● **DIRECTIONS FOR THIS TASK**:
This exercise calls for the records to be repeated in full, exactly as written.

● **SOURCE MATERIAL**:
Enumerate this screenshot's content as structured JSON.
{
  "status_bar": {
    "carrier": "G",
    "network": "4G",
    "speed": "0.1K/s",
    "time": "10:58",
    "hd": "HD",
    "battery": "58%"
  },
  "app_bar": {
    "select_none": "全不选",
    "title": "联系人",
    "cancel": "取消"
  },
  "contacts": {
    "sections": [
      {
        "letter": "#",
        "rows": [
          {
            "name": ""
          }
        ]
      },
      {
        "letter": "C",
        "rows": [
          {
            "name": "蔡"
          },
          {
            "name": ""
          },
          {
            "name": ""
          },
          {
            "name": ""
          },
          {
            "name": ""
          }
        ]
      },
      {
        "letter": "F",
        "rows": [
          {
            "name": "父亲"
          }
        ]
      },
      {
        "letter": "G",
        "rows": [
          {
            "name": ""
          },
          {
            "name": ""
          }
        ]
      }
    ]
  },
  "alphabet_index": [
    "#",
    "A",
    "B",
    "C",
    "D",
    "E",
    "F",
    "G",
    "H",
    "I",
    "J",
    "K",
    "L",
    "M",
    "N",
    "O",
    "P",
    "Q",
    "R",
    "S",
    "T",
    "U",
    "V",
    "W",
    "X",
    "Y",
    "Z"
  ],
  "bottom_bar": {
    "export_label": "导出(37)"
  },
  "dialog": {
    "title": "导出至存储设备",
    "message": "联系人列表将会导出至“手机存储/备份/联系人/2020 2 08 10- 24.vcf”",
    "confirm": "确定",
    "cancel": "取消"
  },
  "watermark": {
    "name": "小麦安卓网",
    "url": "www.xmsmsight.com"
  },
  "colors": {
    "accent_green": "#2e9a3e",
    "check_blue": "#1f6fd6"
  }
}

● **ANSWER AREA**:
Enumerate this screenshot's content as structured JSON.
{
  "status_bar": {
    "carrier": "G",
    "network": "4G",
    "speed": "0.1K/s",
    "time": "10:58",
    "hd": "HD",
    "battery": "58%"
  },
  "app_bar": {
    "select_none": "全不选",
    "title": "联系人",
    "cancel": "取消"
  },
  "contacts": {
    "sections": [
      {
        "letter": "#",
        "rows": [
          {
            "name": ""
          }
        ]
      },
      {
        "letter": "C",
        "rows": [
          {
            "name": "蔡"
          },
          {
            "name": ""
          },
          {
            "name": ""
          },
          {
            "name": ""
          },
          {
            "name": ""
          }
        ]
      },
      {
        "letter": "F",
        "rows": [
          {
            "name": "父亲"
          }
        ]
      },
      {
        "letter": "G",
        "rows": [
          {
            "name": ""
          },
          {
            "name": ""
          }
        ]
      }
    ]
  },
  "alphabet_index": [
    "#",
    "A",
    "B",
    "C",
    "D",
    "E",
    "F",
    "G",
    "H",
    "I",
    "J",
    "K",
    "L",
    "M",
    "N",
    "O",
    "P",
    "Q",
    "R",
    "S",
    "T",
    "U",
    "V",
    "W",
    "X",
    "Y",
    "Z"
  ],
  "bottom_bar": {
    "export_label": "导出(37)"
  },
  "dialog": {
    "title": "导出至存储设备",
    "message": "联系人列表将会导出至“手机存储/备份/联系人/2020 2 08 10- 24.vcf”",
    "confirm": "确定",
    "cancel": "取消"
  },
  "watermark": {
    "name": "小麦安卓网",
    "url": "www.xmsmsight.com"
  },
  "colors": {
    "accent_green": "#2e9a3e",
    "check_blue": "#1f6fd6"
  }
}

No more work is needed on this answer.